The CPO hearing is more like a trial where both sides present evidence.  And granting the CPO basically just extends the TPO for a year.  Because it’s only a short time period between the entry of a TPO and the CPO hearing (less than two weeks by the time the respondent gets notice), a DC CPO lawyer will usually enter an appearance in the case and request a continuance.

A continuance for the CPO hearing usually is necessary to have enough time to gather evidence and mount an effective defense against the allegation.  Also, because these cases are civil in nature, the parties can engage in negotiations like any other civil case.  In fact, on the day of the CPO hearing, the Court usually orders the parties to at least try to work with an attorney negotiator to see if they can resolve the case short of having an evidentiary or trial-type hearing.

One common way people resolve these cases without a trial is by entering into what is called a “Consent without Admissions” agreement.  That resolution usually involves the respondent agreeing to go ahead and stay away from the petitioner without admitting to the underlying facts supporting the allegation in the CPO petition.

These can be effective tools to avoid a time-consuming hearing and a potentially negative ruling from the judge.  However, consent without admission agreements can leave the respondent open to later allegations of contempt.  In other words, once the court order is in place, if the petitioner does not act in good faith, they could always later allege that the respondent violated the order.  In that case, the respondent could end up defending a criminal contempt charge that carries a maximum penalty of 180 days in jail and/or a $1,000.00 fine.

A better outcome for a respondent usually involves a CPO lawyer convincing the other side to withdraw the petition.  If the petitioner has an attorney, the two attorneys can negotiate and try to reach an out of court agreement to avoid the cost and expenses of litigating.  Because the nature of these cases usually involves high emotions and hot tempers, this option is not always available.

Even after the CPO hearing, the case might not end.  Petitioners always have the option to ask the court to renew the CPO before the one year expires.  Again, these hearings also have a relatively low standard and require the petitioner to “show good cause” as to why it can be extended.  It can be a damned if you do, damned if you don’t type situation.  The Court could extend the order if a violation was alleged but also could extend the order without an alleged violation under the rationale that the order is working.

Trial Attorney Jay P. Mykytiuk defends Civil Protection Order (CPO) respondents in the District of Columbia.  While a CPO is a civil remedy, much like a restraining order, its issuance can have criminal consequences, and impact one’s ability to obtain a security clearance necessary for employment. CPOs can be issued for up to one year and can be extended at the end of the CPO period.  Another collateral consequence of having a CPO is that federal law prohibits you from legally possessing a firearm.  In fact, DC law requires you to surrender any firearm to the local police station.

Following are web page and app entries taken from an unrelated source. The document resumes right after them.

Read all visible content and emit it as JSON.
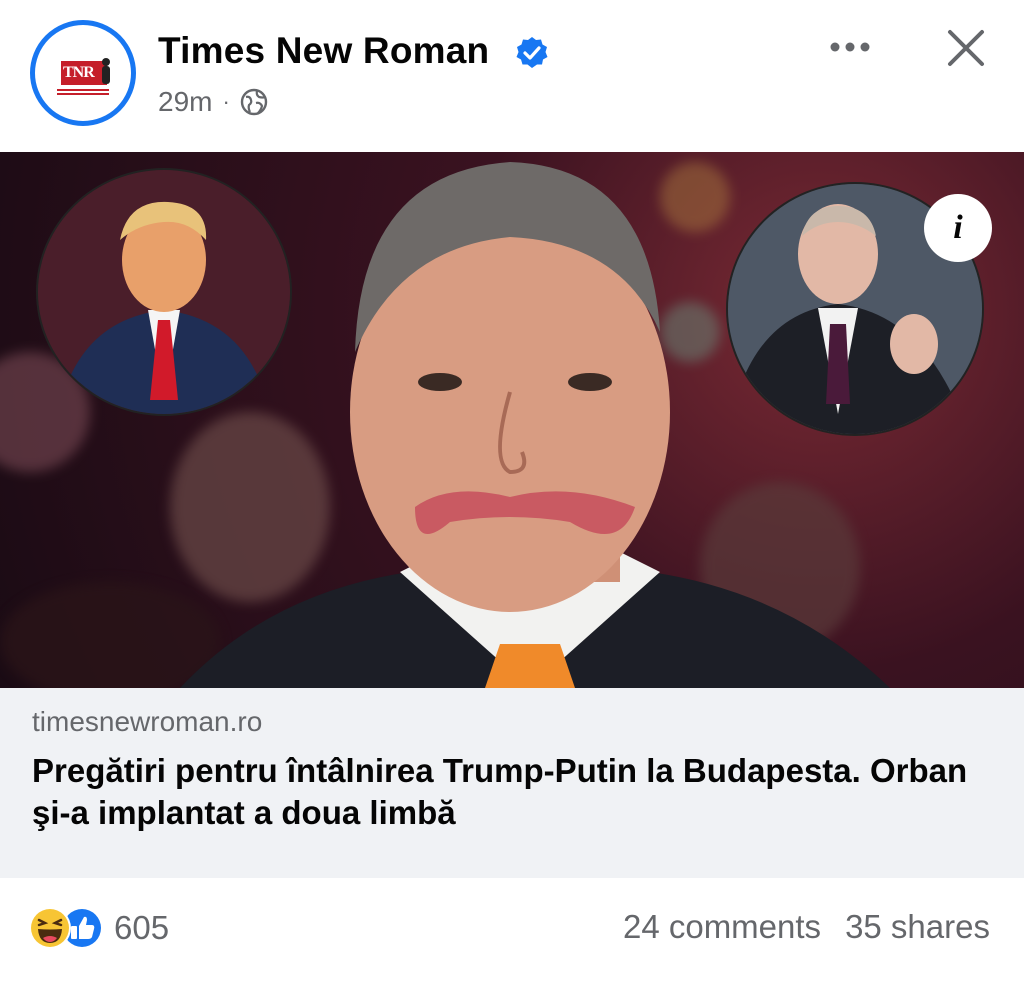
{
  "post": {
    "page_name": "Times New Roman",
    "time": "29m",
    "separator": "·",
    "avatar_logo_text": "TNR",
    "icons": {
      "verified": "verified-badge-icon",
      "audience": "globe-icon",
      "more": "more-options-icon",
      "close": "close-icon",
      "info": "info-icon"
    },
    "accent_color": "#1877f2"
  },
  "link_preview": {
    "domain": "timesnewroman.ro",
    "headline": "Pregătiri pentru întâlnirea Trump-Putin la Budapesta. Orban şi-a implantat a doua limbă",
    "info_label": "i"
  },
  "footer": {
    "reaction_icons": [
      "haha-reaction-icon",
      "like-reaction-icon"
    ],
    "reaction_count": "605",
    "comments": "24 comments",
    "shares": "35 shares"
  }
}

An experienced CPO lawyer can help you navigate the process and advise you on the possible options, including negotiation, entry of an order without admissions, and a contested hearing.  Contact Jay P. Mykytiuk trial attorney today for a full case evaluation.